News reports this past spring regarding the unsafe water in the city of Flint, Michigan have certainly raised questions about water. When a potential 12,000 children are at risk for health problems due to lead contamination in the water they drank, the public demands answers. Drinkable water is a basic need. We use it to grow food crops, quench thirst, cleaning purposes, and as an ingredient in other foods, including ice. As one speaker at a food safety conference put it, water is the “stealth ingredient”. In simple terms, the Flint crisis was due to contaminated water source as well as older pipes used for distribution. While Flint became the face of the issue, it really is a national concern. For the last few decades, there has been a campaign to replace metal pipes, used widely prior to the 1970’s, with non-lead materials. Piping from the major distribution valve to the main taps in homes is not cataloged; so the water source for a community may test as drinkable but water coming from tap in home (or workplace or school) may have lead transferring from the piping to the water. In a recent field trip to Baltimore, we were told that the schools do not use the water for drinking or cooking as there is concerns about leeching of lead into the water from the older plumbing. How do you know? Legislative efforts are underway to strengthen current regulations (as well as oversight authority – lessons learned from the Flint crisis) and the Centers Disease Control and Prevention has some “how-to” guidance for consumers.

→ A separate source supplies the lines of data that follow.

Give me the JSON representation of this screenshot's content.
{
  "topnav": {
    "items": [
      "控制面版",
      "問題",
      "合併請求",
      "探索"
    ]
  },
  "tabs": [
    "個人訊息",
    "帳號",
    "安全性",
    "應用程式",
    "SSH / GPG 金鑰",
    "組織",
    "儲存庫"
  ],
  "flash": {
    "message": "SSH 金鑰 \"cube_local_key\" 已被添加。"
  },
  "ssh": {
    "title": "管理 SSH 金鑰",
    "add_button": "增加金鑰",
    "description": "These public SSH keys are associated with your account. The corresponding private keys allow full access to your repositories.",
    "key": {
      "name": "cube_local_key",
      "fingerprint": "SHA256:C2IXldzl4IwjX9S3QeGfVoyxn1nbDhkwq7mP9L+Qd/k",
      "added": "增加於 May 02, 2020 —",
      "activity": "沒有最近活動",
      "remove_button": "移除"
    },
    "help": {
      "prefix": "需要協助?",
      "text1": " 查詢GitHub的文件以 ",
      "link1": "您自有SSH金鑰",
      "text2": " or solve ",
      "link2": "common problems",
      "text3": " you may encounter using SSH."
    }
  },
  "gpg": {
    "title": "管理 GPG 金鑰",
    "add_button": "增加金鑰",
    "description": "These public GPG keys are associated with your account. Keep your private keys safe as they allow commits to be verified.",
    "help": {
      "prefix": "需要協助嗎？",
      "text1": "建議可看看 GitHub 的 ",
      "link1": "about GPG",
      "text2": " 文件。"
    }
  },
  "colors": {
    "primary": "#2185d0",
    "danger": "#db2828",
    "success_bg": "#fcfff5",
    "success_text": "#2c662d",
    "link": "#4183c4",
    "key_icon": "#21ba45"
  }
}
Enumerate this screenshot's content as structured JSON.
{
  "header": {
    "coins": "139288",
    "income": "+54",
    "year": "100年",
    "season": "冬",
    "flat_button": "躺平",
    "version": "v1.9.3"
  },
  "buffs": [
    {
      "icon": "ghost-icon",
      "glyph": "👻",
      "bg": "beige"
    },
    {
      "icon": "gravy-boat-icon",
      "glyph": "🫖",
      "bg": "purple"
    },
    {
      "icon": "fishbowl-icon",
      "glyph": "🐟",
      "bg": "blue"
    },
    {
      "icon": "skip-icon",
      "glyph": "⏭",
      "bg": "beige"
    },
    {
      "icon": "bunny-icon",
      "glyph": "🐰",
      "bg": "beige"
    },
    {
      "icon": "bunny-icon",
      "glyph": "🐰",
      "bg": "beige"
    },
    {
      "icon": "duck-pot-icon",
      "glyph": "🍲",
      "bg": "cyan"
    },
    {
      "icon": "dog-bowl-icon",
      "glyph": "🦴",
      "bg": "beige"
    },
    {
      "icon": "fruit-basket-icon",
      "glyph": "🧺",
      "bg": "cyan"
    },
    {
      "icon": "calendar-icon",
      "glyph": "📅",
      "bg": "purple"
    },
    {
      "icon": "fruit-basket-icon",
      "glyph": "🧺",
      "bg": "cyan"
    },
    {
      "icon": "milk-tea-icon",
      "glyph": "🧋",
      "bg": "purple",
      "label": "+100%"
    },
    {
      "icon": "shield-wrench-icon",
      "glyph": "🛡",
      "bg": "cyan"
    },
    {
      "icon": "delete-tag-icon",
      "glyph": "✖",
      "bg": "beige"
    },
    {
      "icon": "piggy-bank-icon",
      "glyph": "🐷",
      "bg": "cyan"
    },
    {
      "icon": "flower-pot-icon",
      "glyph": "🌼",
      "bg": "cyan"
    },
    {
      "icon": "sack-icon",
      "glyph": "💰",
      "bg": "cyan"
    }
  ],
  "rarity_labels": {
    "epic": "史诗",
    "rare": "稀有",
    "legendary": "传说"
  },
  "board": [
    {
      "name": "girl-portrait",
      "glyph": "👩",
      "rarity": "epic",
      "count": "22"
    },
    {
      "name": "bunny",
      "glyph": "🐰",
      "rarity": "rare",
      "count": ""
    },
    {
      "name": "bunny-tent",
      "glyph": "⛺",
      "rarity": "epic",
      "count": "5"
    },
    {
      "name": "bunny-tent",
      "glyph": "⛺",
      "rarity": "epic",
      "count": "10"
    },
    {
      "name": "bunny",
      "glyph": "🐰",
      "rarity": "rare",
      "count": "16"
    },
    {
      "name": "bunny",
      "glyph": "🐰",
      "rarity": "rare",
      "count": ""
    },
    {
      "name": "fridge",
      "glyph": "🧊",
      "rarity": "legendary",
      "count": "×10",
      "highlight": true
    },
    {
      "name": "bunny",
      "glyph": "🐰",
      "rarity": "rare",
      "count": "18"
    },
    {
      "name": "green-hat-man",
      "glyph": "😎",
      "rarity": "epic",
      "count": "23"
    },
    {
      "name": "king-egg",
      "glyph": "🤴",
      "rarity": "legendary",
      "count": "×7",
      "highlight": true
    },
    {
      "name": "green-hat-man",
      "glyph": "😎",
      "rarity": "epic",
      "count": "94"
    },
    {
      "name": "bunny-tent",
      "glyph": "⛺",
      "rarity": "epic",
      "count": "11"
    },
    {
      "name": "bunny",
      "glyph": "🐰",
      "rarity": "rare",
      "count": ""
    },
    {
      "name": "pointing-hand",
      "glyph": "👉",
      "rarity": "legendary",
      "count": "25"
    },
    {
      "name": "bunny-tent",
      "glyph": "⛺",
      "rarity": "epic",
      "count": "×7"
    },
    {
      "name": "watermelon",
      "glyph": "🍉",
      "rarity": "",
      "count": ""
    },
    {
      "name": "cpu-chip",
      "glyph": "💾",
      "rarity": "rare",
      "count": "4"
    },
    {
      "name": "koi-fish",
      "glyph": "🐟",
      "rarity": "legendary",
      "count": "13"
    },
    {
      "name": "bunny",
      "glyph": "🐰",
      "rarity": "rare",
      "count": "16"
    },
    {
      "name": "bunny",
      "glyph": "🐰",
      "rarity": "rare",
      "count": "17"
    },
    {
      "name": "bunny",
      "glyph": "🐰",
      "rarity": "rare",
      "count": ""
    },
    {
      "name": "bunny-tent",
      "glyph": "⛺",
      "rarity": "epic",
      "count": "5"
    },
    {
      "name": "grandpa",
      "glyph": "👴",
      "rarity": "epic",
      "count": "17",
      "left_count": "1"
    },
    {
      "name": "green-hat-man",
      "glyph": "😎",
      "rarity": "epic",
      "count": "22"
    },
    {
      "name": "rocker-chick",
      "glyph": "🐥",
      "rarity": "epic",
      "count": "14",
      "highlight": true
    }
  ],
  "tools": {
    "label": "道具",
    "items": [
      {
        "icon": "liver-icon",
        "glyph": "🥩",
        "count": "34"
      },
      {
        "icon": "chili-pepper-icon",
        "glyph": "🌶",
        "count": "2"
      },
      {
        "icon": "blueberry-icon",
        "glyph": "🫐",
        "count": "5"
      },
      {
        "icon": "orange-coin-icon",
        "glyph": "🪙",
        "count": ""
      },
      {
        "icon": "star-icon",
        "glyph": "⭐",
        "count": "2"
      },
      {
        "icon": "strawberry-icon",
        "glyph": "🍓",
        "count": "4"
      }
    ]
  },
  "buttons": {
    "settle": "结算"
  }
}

Like everyone else, I have been on a few airplane rides. As the summer flight traffic picks up, it is interesting the approach taken by different airlines in addressing allergens – food and otherwise. Some still offer peanuts – which is very surprising in this era of peanut free zones. Of course, those who have peanut or nut allergies likely scope out in advance what snacks are offered, and either fly with another carrier or designate need for an accommodation. More recently, I am seeing small pets traveling as companions. Fortunately I am not allergic or even sensitive to pet dander, but a lot of people are. What can they do – have to request a reassignment? Even if you are not sitting close to a pet, would think would be hard to escape in the closed confines of an airplane.

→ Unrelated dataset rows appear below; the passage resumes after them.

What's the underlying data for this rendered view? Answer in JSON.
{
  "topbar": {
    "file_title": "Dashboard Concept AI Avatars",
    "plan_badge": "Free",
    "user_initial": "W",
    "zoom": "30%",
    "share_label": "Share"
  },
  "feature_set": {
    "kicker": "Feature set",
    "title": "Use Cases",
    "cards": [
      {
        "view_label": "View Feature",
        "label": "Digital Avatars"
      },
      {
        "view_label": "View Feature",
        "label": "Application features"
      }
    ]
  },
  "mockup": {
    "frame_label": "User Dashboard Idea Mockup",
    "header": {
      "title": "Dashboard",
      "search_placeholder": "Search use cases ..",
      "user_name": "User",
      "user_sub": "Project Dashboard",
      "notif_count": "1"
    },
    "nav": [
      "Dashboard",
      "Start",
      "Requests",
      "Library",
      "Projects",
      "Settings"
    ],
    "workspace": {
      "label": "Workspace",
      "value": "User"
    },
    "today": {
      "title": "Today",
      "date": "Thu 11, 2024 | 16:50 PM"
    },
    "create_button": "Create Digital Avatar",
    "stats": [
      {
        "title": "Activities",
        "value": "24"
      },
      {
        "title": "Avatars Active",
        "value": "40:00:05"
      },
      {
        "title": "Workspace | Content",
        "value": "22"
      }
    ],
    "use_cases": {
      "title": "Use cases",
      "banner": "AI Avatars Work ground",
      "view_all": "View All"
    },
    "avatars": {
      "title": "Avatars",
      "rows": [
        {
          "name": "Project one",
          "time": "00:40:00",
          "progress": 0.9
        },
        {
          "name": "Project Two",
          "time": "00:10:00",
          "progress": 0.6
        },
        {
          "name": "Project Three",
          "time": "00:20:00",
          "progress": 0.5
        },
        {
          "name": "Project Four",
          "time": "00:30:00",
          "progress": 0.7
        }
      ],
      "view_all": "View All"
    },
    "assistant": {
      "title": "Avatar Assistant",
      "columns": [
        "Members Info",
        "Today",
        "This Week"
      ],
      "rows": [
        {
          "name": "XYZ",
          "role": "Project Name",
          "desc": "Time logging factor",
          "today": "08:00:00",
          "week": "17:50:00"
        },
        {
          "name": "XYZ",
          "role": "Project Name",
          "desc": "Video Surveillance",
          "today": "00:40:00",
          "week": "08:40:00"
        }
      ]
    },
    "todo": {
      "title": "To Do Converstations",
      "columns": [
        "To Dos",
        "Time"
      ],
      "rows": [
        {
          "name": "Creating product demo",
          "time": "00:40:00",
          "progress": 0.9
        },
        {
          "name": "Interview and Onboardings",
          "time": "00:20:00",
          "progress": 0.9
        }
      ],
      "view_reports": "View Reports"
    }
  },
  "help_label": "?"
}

Pet ownership is rising – and many pet owners treat their pets well. Doggy day cares and bakeries are pretty common (more so in urban areas than small towns). Pet insurance sells briskly and there are big box stores devoted to pet supplies. So given this viable market, am sure decision makers advocate for a more inclusive marketing plan. While passengers are always thanked with “we know you have a choice of airlines” etc, etc, etc, I still feel like part of a herd during boarding and deplaning! Hope your “leaving on a jet plane” experience is positive!